SKennedy
10-15-2007, 02:52 PM
In fact, sometimes how well I'm shooting will dictate which shot I take next, etc.

wolfdancer
10-15-2007, 04:48 PM
Scott, only 2 games I know of that require a second cue, from your regular one to play with...Billiards, and snooker (snooker balls, and a 12 ft table)
I've never seen a good player switch cues, when switching from 8 to 9 ball, or even one pocket, and the only reason I can see using a shorter cue on the bar box...is if you are playing in a bar without enough clearance for your reg cue.
But I play 3 different courses here...I might just get me a different set of clubs for each one, and see if that helps me break 100.
I regularly tell all my friends about the help I got from your lesson..."he adjusted my stance and foot position, showed me how to sight the target, changed my grip, straightened out my arm swing, improved my focus and aim....and now I regularly bowl in the 160's" /ccboard/images/graemlins/grin.gif
A friend of mine teaches,has worked with you, and has high regards for your teaching ability....
now about them shirts....

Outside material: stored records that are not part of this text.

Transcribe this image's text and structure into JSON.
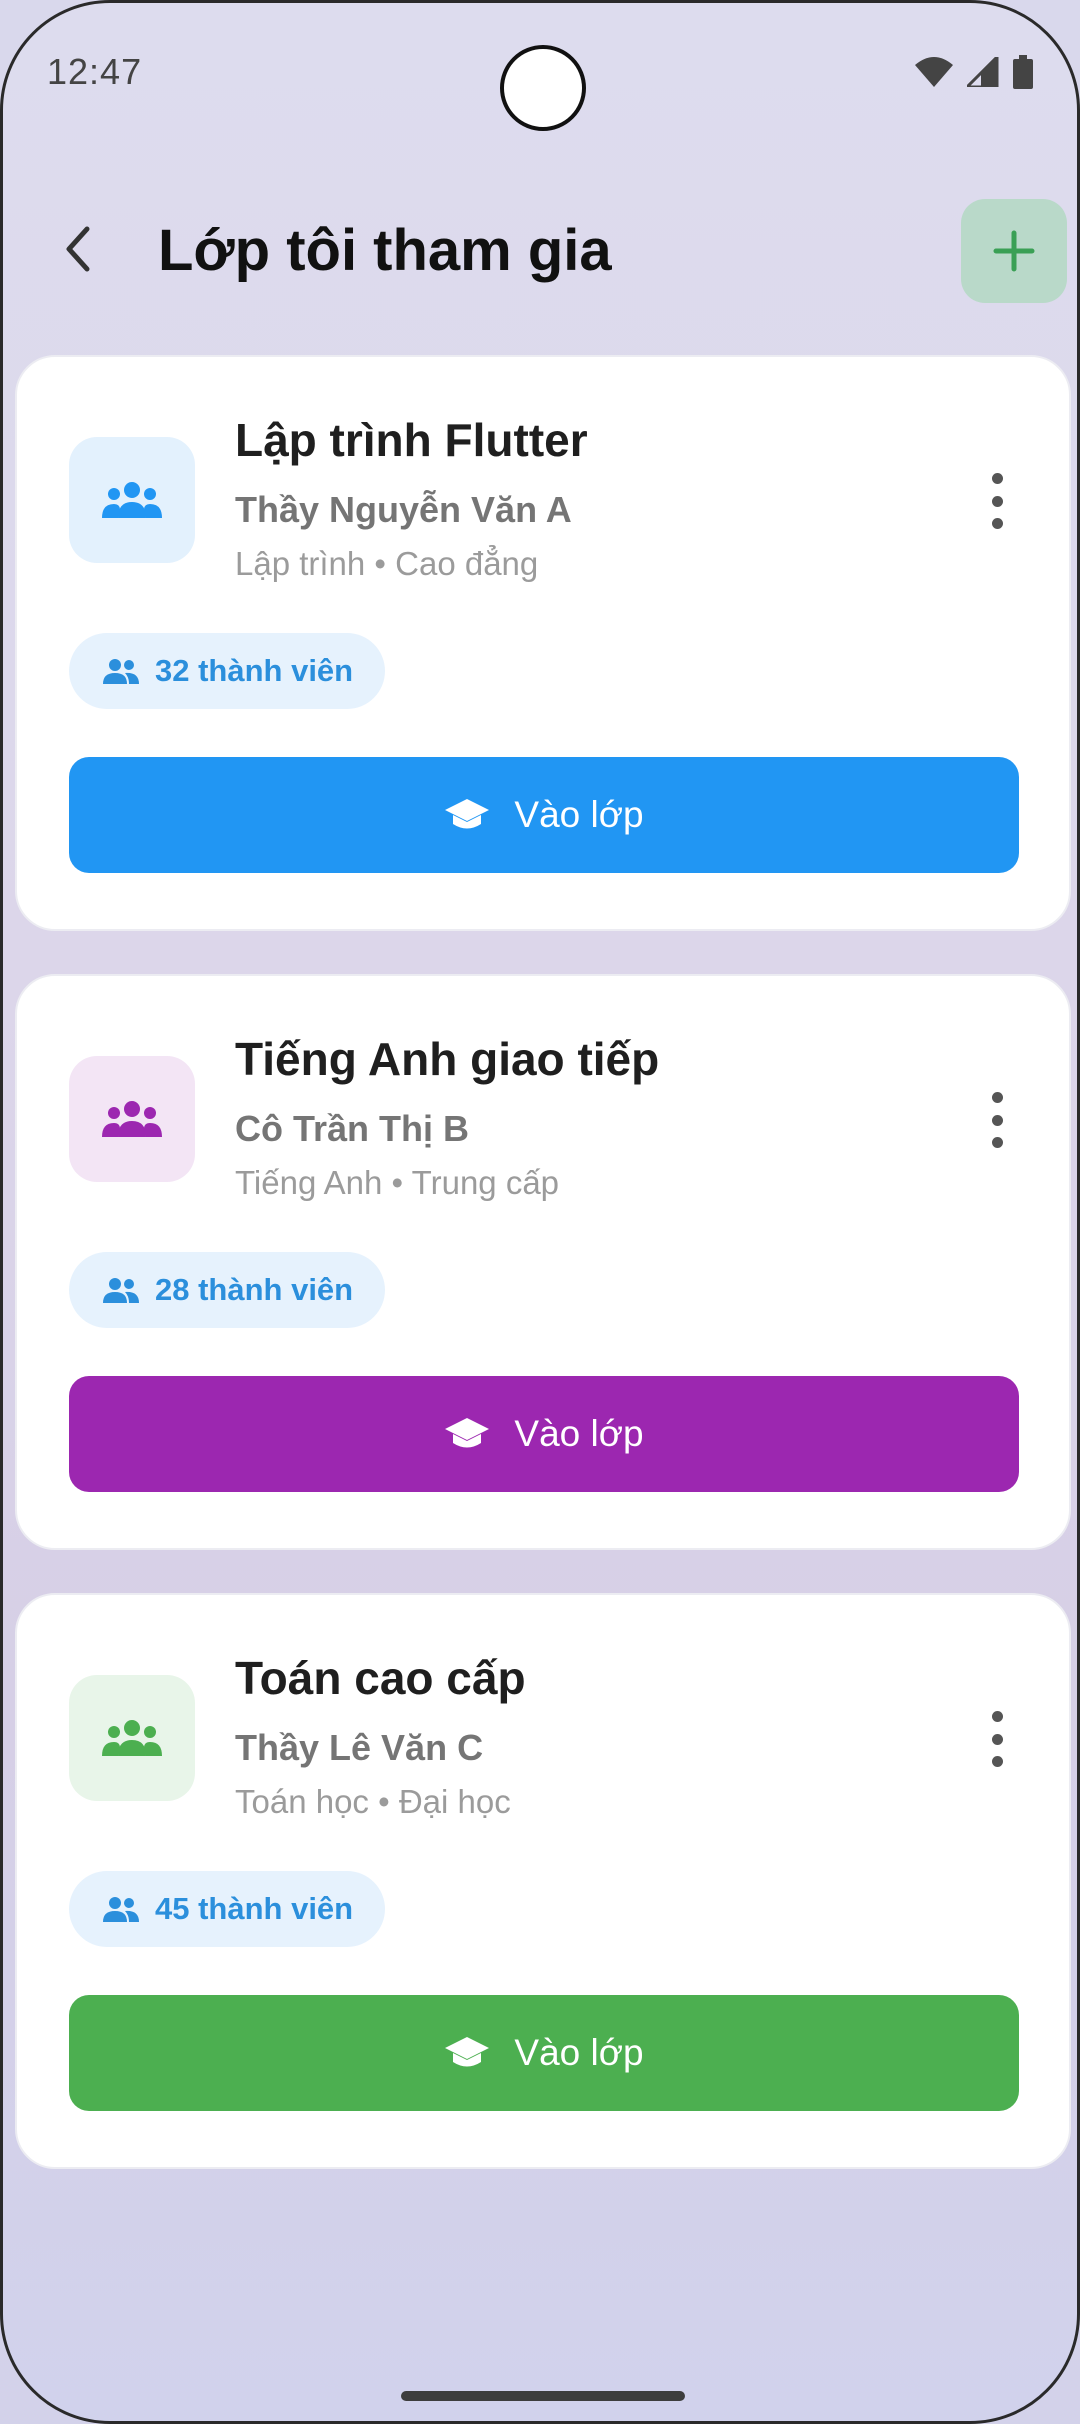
{
  "status_bar": {
    "time": "12:47"
  },
  "header": {
    "title": "Lớp tôi tham gia"
  },
  "classes": [
    {
      "title": "Lập trình Flutter",
      "teacher": "Thầy Nguyễn Văn A",
      "meta": "Lập trình • Cao đẳng",
      "members": "32 thành viên",
      "button_label": "Vào lớp",
      "accent": "#2196f3",
      "icon_bg": "#e3f1fd"
    },
    {
      "title": "Tiếng Anh giao tiếp",
      "teacher": "Cô Trần Thị B",
      "meta": "Tiếng Anh • Trung cấp",
      "members": "28 thành viên",
      "button_label": "Vào lớp",
      "accent": "#9c27b0",
      "icon_bg": "#f3e5f5"
    },
    {
      "title": "Toán cao cấp",
      "teacher": "Thầy Lê Văn C",
      "meta": "Toán học • Đại học",
      "members": "45 thành viên",
      "button_label": "Vào lớp",
      "accent": "#4caf50",
      "icon_bg": "#e8f5e9"
    }
  ],
  "colors": {
    "member_chip_text": "#2b8fdc",
    "member_chip_bg": "#e6f2fd",
    "add_button_bg": "#b9d9c9",
    "add_button_icon": "#3aa055"
  },
  "icons": {
    "back": "chevron-left-icon",
    "add": "plus-icon",
    "class": "group-icon",
    "more": "more-vertical-icon",
    "members": "people-icon",
    "enter": "graduation-cap-icon"
  }
}
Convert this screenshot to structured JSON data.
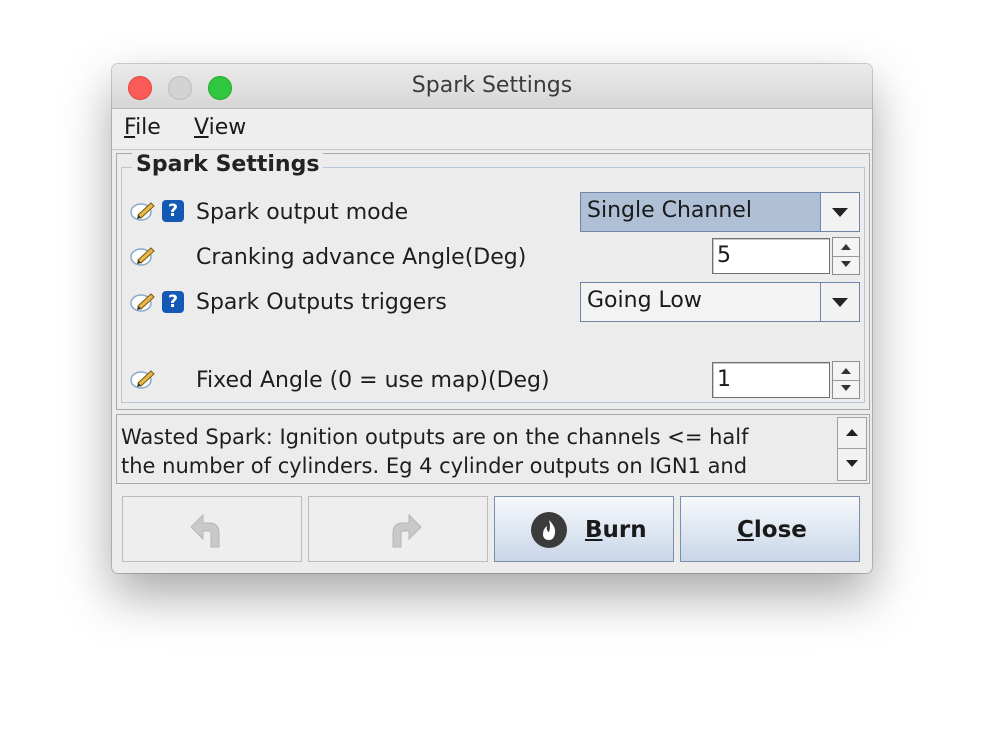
{
  "window": {
    "title": "Spark Settings"
  },
  "menu": {
    "file_mnemonic": "F",
    "file_rest": "ile",
    "view_mnemonic": "V",
    "view_rest": "iew"
  },
  "panel": {
    "legend": "Spark Settings",
    "rows": [
      {
        "label": "Spark output mode",
        "type": "combo",
        "value": "Single Channel",
        "has_help": true
      },
      {
        "label": "Cranking advance Angle(Deg)",
        "type": "spinner",
        "value": "5",
        "has_help": false
      },
      {
        "label": "Spark Outputs triggers",
        "type": "combo",
        "value": "Going Low",
        "has_help": true
      },
      {
        "label": "Fixed Angle (0 = use map)(Deg)",
        "type": "spinner",
        "value": "1",
        "has_help": false
      }
    ]
  },
  "description": {
    "line1": "Wasted Spark: Ignition outputs are on the channels <= half",
    "line2": "the number of cylinders. Eg 4 cylinder outputs on IGN1 and"
  },
  "buttons": {
    "undo_icon": "undo-icon",
    "redo_icon": "redo-icon",
    "burn_mnemonic": "B",
    "burn_rest": "urn",
    "close_mnemonic": "C",
    "close_rest": "lose"
  },
  "icons": {
    "edit": "edit-pencil-icon",
    "help": "help-question-icon",
    "help_glyph": "?"
  },
  "colors": {
    "selected_combo": "#aebfd6",
    "help_icon": "#1459b5",
    "close_light": "#fc5b57",
    "maximize_light": "#2fc840"
  }
}
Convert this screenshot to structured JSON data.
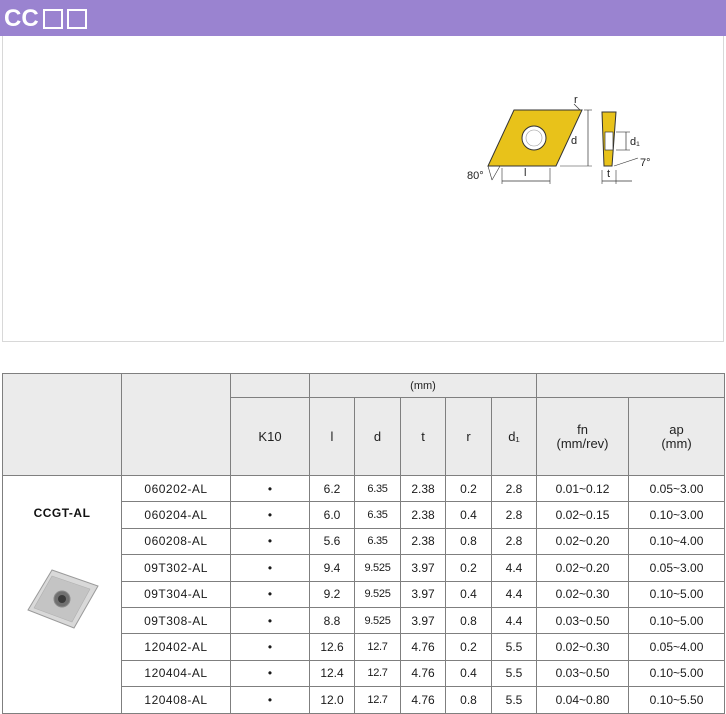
{
  "header": {
    "title": "CC",
    "title_suffix_glyphs": [
      "□",
      "□"
    ],
    "bar_color": "#9a83d0"
  },
  "diagram": {
    "labels": {
      "r": "r",
      "d": "d",
      "l": "l",
      "angle": "80°",
      "d1": "d₁",
      "t": "t",
      "clearance": "7°"
    },
    "insert_color": "#e8c21a"
  },
  "table": {
    "unit_label": "(mm)",
    "headers": {
      "grade": "K10",
      "l": "l",
      "d": "d",
      "t": "t",
      "r": "r",
      "d1": "d₁",
      "fn_line1": "fn",
      "fn_line2": "(mm/rev)",
      "ap_line1": "ap",
      "ap_line2": "(mm)"
    },
    "model": "CCGT-AL",
    "rows": [
      {
        "code": "060202-AL",
        "k10": "•",
        "l": "6.2",
        "d": "6.35",
        "t": "2.38",
        "r": "0.2",
        "d1": "2.8",
        "fn": "0.01~0.12",
        "ap": "0.05~3.00"
      },
      {
        "code": "060204-AL",
        "k10": "•",
        "l": "6.0",
        "d": "6.35",
        "t": "2.38",
        "r": "0.4",
        "d1": "2.8",
        "fn": "0.02~0.15",
        "ap": "0.10~3.00"
      },
      {
        "code": "060208-AL",
        "k10": "•",
        "l": "5.6",
        "d": "6.35",
        "t": "2.38",
        "r": "0.8",
        "d1": "2.8",
        "fn": "0.02~0.20",
        "ap": "0.10~4.00"
      },
      {
        "code": "09T302-AL",
        "k10": "•",
        "l": "9.4",
        "d": "9.525",
        "t": "3.97",
        "r": "0.2",
        "d1": "4.4",
        "fn": "0.02~0.20",
        "ap": "0.05~3.00"
      },
      {
        "code": "09T304-AL",
        "k10": "•",
        "l": "9.2",
        "d": "9.525",
        "t": "3.97",
        "r": "0.4",
        "d1": "4.4",
        "fn": "0.02~0.30",
        "ap": "0.10~5.00"
      },
      {
        "code": "09T308-AL",
        "k10": "•",
        "l": "8.8",
        "d": "9.525",
        "t": "3.97",
        "r": "0.8",
        "d1": "4.4",
        "fn": "0.03~0.50",
        "ap": "0.10~5.00"
      },
      {
        "code": "120402-AL",
        "k10": "•",
        "l": "12.6",
        "d": "12.7",
        "t": "4.76",
        "r": "0.2",
        "d1": "5.5",
        "fn": "0.02~0.30",
        "ap": "0.05~4.00"
      },
      {
        "code": "120404-AL",
        "k10": "•",
        "l": "12.4",
        "d": "12.7",
        "t": "4.76",
        "r": "0.4",
        "d1": "5.5",
        "fn": "0.03~0.50",
        "ap": "0.10~5.00"
      },
      {
        "code": "120408-AL",
        "k10": "•",
        "l": "12.0",
        "d": "12.7",
        "t": "4.76",
        "r": "0.8",
        "d1": "5.5",
        "fn": "0.04~0.80",
        "ap": "0.10~5.50"
      }
    ]
  }
}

9baller
10-15-2007, 05:50 PM
all the info you guys have shared is very helpful.thank you very much /ccboard/images/graemlins/smile.gif
although i dont think my hero allison fisher needs to be afriad of playing me just yet !!! /ccboard/images/graemlins/blush.gif /ccboard/images/graemlins/grin.gif /ccboard/images/graemlins/cool.gif /ccboard/images/graemlins/laugh.gif /ccboard/images/graemlins/crazy.gif

PS.anyone know where i can get a pic of allison for use in a avtar/siggie?

KellyStick
10-15-2007, 06:17 PM
I can't add much to all of this except the following, potentially incorrect observation. It feels like most of your pool is shot on your table at home. May not be true. BUt get out of the house. Join a league. Enter a tournament or just go shoot at the local pool hall. Ask others shooting by themselves if they wanna play a game. Watch out for hustlers but this should not be a big deal in most places. MAke some pool friends. Talk about the game. Try out their pool sticks and treat them kindly when you do. Start getting a feel for what is out their in real life. You'll then develop some of your own beliefs and you can experiment and test them out. There are no clear answers. Try new things.

9baller
10-15-2007, 06:30 PM
kellystick,you are %100 corect!!
the problem is i had to leave where i was living in jersey and i,mm staying with my sis in PA for awhile and i cant really get out much right now cause i dont drive and you really need a car in this area.but i do want to get out to a pool hall to meet players i can play and learn from.maybe even join a league.i see a web site on the tourniments on tv about finding a league by me (anyone) but i forget the site at the moment. maybe poolplayers.com,but i cant think of it right now.
i was actully thinking of posting here if there are any members in the pocono PA area that would like to meet up to play.there is a pool hall a few miles away,but i dont know the name,i,ll look in the phone book to see if i can find it

ripper144
11-06-2007, 01:26 AM
The best place to buy a quality beginner cue is through one of the major Billiard supply companies such as Muellers, or Billiards warehouse. Look in between each major billard cue companies page displays and you will find deals such as a basic quality mueller maple cue w/ case, and several other low priced cue companies that you have never heard of. Muellers and B. Warehouse knows exactly who makes these products and why they are better than a kmart cue.